One of my favorite podcasts is Krista Tippett’s On Being. She has interviewed a wide range of people including theologians, scientists, social activists, artists, poets, political leaders, and others from all over the world. Recently, she had one of my favorite writers on her show, Barbara Brown Taylor, an Episcopal priest whose best selling books include Leaving Church, The Preaching Life, and An Altar in the World. I have written about Taylor previously on this blog. (enter her name in the search box at the right and many posts will come up where I mention her.)
I listened to their conversation and found it so inspiring, I decided to share a few excerpts with you today. They begin by talking about holiness, quoting Teilhard de Chardin who said, what we need at this time “is a new definition of holiness.” Tippett asks Taylor how she would define holiness and Taylor says, holiness means “to keep one’s balance while the earth moves under our feet.” She adds, “to be holy is to be a seeker of the really real.”
Tippet notes that the word incarnation seems to be very important to Taylor. She even has a chapter in one of her books entitled, “The Practice of Wearing Skin.” Taylor says that early religions always involved the body. They included things such as dance, music, incense, tattoos, for example. She asks, “In our current church did the body vanish? Did faith go up into our head?” Taylor adds, Jesus emphasized loving the neighbor–which would include the neighbor’s body, the leper’s body, the orphan’s body. Jesus gave us a clear mandate “to care for the incarnate soul.” (See Mt. 25!) Taylor adds, that today we are to care also for “the body of the mountain… the body of the river…”
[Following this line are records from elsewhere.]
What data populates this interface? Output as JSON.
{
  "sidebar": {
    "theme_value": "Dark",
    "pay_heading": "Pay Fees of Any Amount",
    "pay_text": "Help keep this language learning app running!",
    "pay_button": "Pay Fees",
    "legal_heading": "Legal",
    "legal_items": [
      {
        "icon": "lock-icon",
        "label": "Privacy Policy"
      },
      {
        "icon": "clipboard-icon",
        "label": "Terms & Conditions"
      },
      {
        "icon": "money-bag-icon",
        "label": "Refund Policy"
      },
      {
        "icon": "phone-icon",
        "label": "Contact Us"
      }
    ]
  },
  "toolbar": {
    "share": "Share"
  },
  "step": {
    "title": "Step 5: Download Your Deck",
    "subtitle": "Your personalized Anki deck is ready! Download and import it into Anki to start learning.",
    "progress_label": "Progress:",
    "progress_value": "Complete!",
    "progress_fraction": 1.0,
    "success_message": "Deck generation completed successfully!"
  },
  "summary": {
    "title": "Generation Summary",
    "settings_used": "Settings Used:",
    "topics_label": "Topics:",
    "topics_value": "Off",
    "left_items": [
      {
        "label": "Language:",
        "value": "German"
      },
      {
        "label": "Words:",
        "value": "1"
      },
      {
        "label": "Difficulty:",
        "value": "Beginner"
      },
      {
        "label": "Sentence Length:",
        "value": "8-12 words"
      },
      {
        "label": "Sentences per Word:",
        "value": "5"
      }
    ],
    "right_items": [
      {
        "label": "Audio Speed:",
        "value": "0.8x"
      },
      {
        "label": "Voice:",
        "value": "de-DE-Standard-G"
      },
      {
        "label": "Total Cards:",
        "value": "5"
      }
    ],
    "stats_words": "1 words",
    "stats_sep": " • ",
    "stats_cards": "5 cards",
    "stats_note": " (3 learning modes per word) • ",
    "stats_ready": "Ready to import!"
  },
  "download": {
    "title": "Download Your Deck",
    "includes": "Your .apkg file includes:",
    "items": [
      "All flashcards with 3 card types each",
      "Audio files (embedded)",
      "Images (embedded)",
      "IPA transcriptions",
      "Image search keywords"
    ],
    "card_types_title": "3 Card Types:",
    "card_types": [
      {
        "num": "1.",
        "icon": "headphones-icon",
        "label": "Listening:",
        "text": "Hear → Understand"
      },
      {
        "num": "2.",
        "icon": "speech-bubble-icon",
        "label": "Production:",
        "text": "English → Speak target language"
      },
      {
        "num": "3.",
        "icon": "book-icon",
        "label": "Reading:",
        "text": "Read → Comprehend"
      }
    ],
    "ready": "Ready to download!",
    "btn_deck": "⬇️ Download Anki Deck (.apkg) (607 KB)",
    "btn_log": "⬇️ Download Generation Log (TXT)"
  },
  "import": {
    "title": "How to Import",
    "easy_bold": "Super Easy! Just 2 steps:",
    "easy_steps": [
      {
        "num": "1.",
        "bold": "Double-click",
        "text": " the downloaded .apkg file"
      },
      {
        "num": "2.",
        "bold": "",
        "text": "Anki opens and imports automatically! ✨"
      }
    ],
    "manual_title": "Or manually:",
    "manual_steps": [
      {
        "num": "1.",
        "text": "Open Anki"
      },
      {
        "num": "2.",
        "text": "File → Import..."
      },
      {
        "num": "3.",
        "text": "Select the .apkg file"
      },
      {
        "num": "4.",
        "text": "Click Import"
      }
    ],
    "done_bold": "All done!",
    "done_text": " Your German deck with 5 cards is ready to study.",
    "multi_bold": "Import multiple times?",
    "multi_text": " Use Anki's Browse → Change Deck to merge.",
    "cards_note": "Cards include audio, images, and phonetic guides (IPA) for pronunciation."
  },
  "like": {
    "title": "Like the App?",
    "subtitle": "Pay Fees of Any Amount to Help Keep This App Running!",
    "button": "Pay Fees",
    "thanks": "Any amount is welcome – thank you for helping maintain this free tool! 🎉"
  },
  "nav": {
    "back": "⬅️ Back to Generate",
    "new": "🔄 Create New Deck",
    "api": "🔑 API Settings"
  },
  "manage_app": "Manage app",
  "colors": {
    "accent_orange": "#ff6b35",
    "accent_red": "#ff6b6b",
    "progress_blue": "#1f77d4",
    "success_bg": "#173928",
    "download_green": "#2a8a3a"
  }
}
They discuss suffering. Taylor reminds us that someone once said, “Deep suffering makes theologians of us all.” She also says, “The questions people ask in Sunday School rarely compare to the questions we ask while we are in a hospital. This goes for those stuck in the waiting room as well as those in hospital beds.”
When Tippett asks Taylor about prayer, Taylor laughs and says, “I would rather show someone my checkbook stubs than talk about my prayer life.” But she compares prayer to hanging her laundry outside on the line… or filling a trough with water for a thirsty horse. She agrees with Brother Lawrence who wrote centuries ago that doing ordinary tasks with reverence is a kind of prayer—whether we’re sweeping a floor or flipping a pancake.
Taylor mentions that once she was asked to speak at a parish. She asked the priest, “What would you like me to talk about?” He said, “Why don’t you talk about what’s saving your life right now?” She finds herself reflecting on her current now. She’s in her early 70’s, she’s married to a man who is 86, and they are going to more funerals than baptisms. “Right now,” she says, “has become a place where I can find, every day, great joy if I don’t get too far ahead of myself. There is something in every single day that is worth staying alive for.” She talks about her endeavors to be a better spouse, grandmother, aunt, sister.
Taylor says she is “trying to stay in the present moment as best I can and being amazed at life as it unrolls every single day. Life is more than scenery as I rush from here to there. It’s the real deal…. God is as close to me as the heartbeat in my neck.”
If you’d like to check out “On Being” just click the word “Home” below.
Is there anything that stood out for you in this interview?
How would you define “holiness”?
Do you feel the body is a part of your faith? If so, how? Or do you feel your faith is primarily in your head?
What is “saving your life right now?”
It’s time for another Carrie Newcomer song. Barbara Brown Taylor says that great suffering makes theologians of all of us. What saves us during such difficult times? Our personal relationship with God, with Jesus, yes. But sometimes God puts human beings in our lives that support us during trying times. This song is about providing sanctuary for people who are experiencing deep suffering… (The visual below shows that breath-taking phenomenon called “murmuring,” where a flock of birds form ever-changing patterns in the sky before settling down for the night. Researchers can’t explain how they manage to do this without crashing into each other… But researchers think they do “murmuring” to frighten predators away and to bond as one community.)
I invite you to write a comment below. Don’t be shy…